In 948 the chapel of Meinrad was enclosed in a church. Conrad, Bishop of Constance, in whose diocese Einsiedeln was till the beginning of this century, came down to dedicate this enclosing church to the Virgin Mary and the holy martyr Mauritius, and at the same time St. Meinrad’s chapel to the Virgin Mary. But at midnight preceding the day set for the dedication, (Thursday, Sept. 14, 948) while the Bishop and some of the monks were praying in the church, they heard angelic voices singing in the chapel the dedicatory service. Consequently he refused the next day to undertake the duty for which he had come, as far as the chapel was concerned, declaring that it had already been consecrated and in a sublime manner.

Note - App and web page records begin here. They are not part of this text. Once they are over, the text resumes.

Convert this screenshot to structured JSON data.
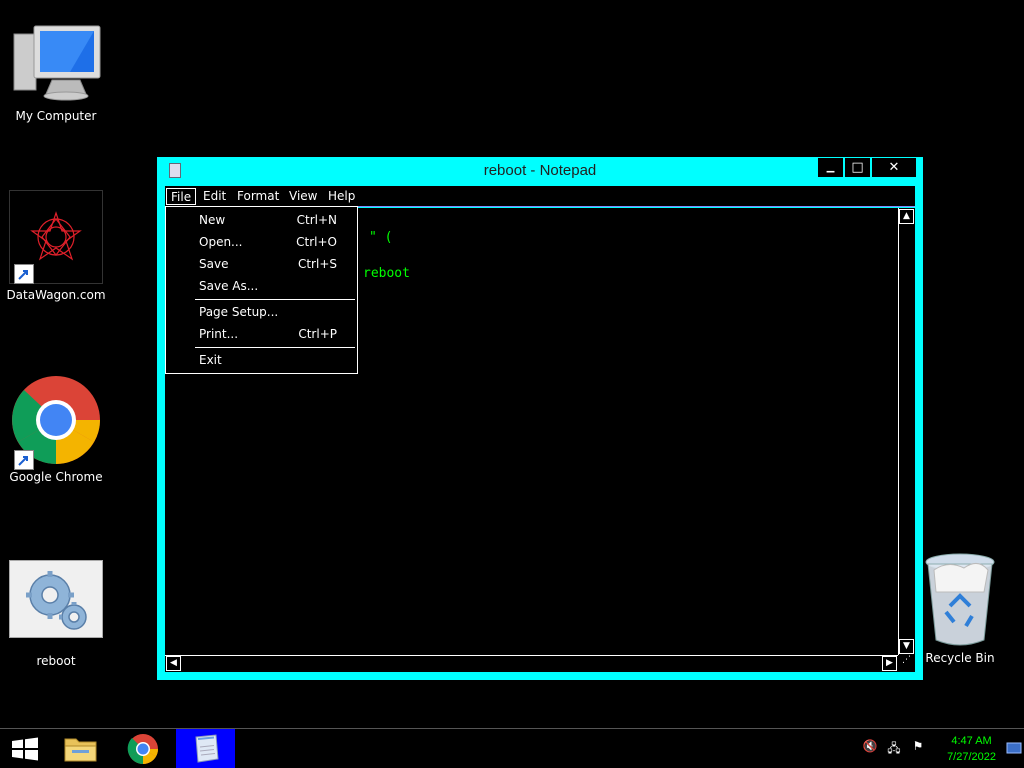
{
  "desktop": {
    "icons": [
      {
        "label": "My Computer"
      },
      {
        "label": "DataWagon.com"
      },
      {
        "label": "Google Chrome"
      },
      {
        "label": "reboot"
      },
      {
        "label": "Recycle Bin"
      }
    ]
  },
  "window": {
    "title": "reboot - Notepad",
    "controls": {
      "minimize": "▁",
      "maximize": "□",
      "close": "✕"
    },
    "menu": [
      "File",
      "Edit",
      "Format",
      "View",
      "Help"
    ],
    "editor_lines": [
      "\" (",
      "reboot"
    ]
  },
  "file_menu": {
    "items": [
      {
        "label": "New",
        "shortcut": "Ctrl+N"
      },
      {
        "label": "Open...",
        "shortcut": "Ctrl+O"
      },
      {
        "label": "Save",
        "shortcut": "Ctrl+S"
      },
      {
        "label": "Save As...",
        "shortcut": ""
      },
      {
        "label": "Page Setup...",
        "shortcut": ""
      },
      {
        "label": "Print...",
        "shortcut": "Ctrl+P"
      },
      {
        "label": "Exit",
        "shortcut": ""
      }
    ]
  },
  "taskbar": {
    "clock_time": "4:47 AM",
    "clock_date": "7/27/2022"
  },
  "colors": {
    "window_border": "#00ffff",
    "editor_text": "#00ff00",
    "active_task": "#0000ff"
  }
}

But, over-persuaded, he proceeded to read the service. Scarcely had he begun, when a voice was heard by all, saying, Stop, brother, God has already dedicated the chapel.” The speaker was the Angel of the Covenant, the Lord Jesus Christ, so the dedication is known as the Angelic Dedication; in German “Engelweihe,” meaning by “angel” the Lord Jesus Christ.*

Einsiedeln was the most popular pilgrimage site in Switzerland in the 16th century. And when the Reformation took hold in Zurich, pilgrimages there were stopped.

___________________
*Samuel Macauley Jackson, Huldreich Zwingli: The Reformer of German Switzerland (1484–1531) (Heroes of the Reformation; New York; London: G. P. Putnam’s Sons; Knickerbocker Press, 1901), 99–101.

Oh Canada…

Dog pictures are not the same as vaccination cards.  It seems odd to have to say that, but that’s where we are.

A Canadian restaurant was ordered to temporarily cease its indoor dining services after allowing customers to present dog photos instead of proof of vaccination against Covid-19 or negative test results, health officials said.

Alberta Health Services issued the closure order Friday after it investigated complaints about the Granary Kitchen in Red Deer, the agency said.

Two investigators posing as customers entered Granary Kitchen separately and at different times after providing photos and personal identification to restaurant staff, the agency said in the order.

“In both instances, facility staff used a tablet to make it appear as if they were scanning a QR code when in fact the staff member was presented with a photograph of a dog,” the agency said. “The staff member then proceeded to ask the test shopper for personal identification and offered dine in services.”

The restaurant was ordered to close its indoor dining area and submit a written Covid-19 compliance plan that follows the province’s indoor dining rules. Granary Kitchen was also ordered to train employees on the rules.

Don’t Go to Alabama

Or you may regret it.

Ramon Perez came to court last month ready to fight the tickets he’d been handed by Brookside police, including one for rolling through a stop sign and another for driving 48 mph in a 40 zone.

He swore he’d seen the cop from a distance and was careful as he braked.

“I saw him and we looked eye to eye,” the Chelsea business owner said. “There’s no way I was going to run that stop sign.

When he got to court Dec. 2, he saw scores of people just like him lining up to stand before Judge Jim Wooten, complaining of penny-ante “crimes” and harassment by officers. He saw so many people trying to park in the grassy field outside the municipal building that police had to direct traffic….

Months of research and dozens of interviews by AL.com found that Brookside’s finances are rocket-fueled by tickets and aggressive policing. In a two-year period between 2018 and 2020 Brookside revenues from fines and forfeitures soared more than 640 percent and now make up half the city’s total income.

And the police chief has called for more.

The town of 1,253 just north of Birmingham reported just 55 serious crimes to the state in the entire eight year period between 2011 and 2018 – none of them homicide or rape. But in 2018 it began building a police empire, hiring more and more officers to blanket its six miles of roads and mile-and-a-half jurisdiction on Interstate 22.

Yeah, avoid Alabama.  For a whole lot of reasons.  Etc.